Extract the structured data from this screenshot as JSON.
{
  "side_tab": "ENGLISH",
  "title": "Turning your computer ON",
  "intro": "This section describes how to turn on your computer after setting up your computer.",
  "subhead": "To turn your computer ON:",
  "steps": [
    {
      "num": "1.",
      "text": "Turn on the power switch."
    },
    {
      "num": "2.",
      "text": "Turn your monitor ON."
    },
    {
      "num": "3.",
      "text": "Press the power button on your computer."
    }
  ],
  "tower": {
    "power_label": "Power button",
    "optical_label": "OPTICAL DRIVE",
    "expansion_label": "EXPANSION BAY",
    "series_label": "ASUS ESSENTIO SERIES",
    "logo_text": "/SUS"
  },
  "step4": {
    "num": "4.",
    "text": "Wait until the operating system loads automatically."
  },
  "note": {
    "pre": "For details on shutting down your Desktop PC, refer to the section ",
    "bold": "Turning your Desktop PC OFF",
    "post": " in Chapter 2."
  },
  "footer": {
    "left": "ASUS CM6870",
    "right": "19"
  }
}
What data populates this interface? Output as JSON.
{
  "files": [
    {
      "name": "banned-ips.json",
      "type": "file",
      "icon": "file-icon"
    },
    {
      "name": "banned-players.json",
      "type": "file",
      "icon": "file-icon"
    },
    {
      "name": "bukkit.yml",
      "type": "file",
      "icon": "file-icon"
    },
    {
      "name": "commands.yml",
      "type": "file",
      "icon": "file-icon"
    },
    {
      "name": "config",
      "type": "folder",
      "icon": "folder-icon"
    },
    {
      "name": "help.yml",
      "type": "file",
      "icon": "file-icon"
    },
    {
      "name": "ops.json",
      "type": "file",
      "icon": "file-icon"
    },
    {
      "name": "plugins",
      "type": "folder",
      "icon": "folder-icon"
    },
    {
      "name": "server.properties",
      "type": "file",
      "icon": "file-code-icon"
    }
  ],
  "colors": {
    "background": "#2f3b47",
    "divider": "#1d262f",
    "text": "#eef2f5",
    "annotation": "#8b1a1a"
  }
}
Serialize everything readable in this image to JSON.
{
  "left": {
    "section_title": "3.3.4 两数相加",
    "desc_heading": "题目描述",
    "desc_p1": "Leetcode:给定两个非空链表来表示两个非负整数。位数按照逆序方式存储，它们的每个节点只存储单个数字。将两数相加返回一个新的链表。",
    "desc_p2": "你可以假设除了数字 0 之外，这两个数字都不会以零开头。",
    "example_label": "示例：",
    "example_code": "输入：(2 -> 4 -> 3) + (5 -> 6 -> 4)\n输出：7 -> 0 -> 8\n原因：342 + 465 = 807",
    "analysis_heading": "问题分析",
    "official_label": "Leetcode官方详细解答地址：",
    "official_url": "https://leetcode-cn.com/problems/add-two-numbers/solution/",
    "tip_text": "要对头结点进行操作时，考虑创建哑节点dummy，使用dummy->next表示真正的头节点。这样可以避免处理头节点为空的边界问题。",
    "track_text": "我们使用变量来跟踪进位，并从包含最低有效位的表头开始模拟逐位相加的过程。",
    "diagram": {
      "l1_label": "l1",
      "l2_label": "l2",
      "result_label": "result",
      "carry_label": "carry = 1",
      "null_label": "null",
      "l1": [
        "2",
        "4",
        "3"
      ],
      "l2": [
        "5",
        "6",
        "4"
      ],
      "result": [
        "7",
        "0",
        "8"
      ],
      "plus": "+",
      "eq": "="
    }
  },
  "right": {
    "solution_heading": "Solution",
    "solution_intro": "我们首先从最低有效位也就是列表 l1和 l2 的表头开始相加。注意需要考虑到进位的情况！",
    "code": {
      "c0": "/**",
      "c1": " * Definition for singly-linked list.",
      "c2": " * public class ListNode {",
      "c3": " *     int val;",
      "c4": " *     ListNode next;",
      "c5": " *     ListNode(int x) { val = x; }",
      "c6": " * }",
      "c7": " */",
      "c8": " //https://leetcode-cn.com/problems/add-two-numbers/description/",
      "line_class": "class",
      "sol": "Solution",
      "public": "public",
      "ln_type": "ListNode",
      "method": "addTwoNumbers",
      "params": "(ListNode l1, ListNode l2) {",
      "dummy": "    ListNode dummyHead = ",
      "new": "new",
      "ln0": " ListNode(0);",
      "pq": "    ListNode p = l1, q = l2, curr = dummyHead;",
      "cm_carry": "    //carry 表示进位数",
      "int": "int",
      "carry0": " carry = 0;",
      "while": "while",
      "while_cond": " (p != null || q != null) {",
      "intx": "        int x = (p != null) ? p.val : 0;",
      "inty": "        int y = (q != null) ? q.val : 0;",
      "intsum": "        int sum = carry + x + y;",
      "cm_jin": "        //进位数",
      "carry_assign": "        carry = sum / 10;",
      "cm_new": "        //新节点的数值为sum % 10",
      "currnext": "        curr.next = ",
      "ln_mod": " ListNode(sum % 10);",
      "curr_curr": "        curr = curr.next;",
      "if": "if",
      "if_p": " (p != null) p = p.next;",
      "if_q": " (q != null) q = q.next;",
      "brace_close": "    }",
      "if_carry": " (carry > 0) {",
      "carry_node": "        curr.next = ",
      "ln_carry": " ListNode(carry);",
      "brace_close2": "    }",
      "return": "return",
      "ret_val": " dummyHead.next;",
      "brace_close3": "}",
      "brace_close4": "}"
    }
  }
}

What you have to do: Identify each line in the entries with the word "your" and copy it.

Answer to the exercise:
  "title": "Turning your computer ON",
  "intro": "This section describes how to turn on your computer after setting up your computer.",
  "subhead": "To turn your computer ON:",
      "text": "Turn your monitor ON."
      "text": "Press the power button on your computer."
    "pre": "For details on shutting down your Desktop PC, refer to the section ",
    "bold": "Turning your Desktop PC OFF",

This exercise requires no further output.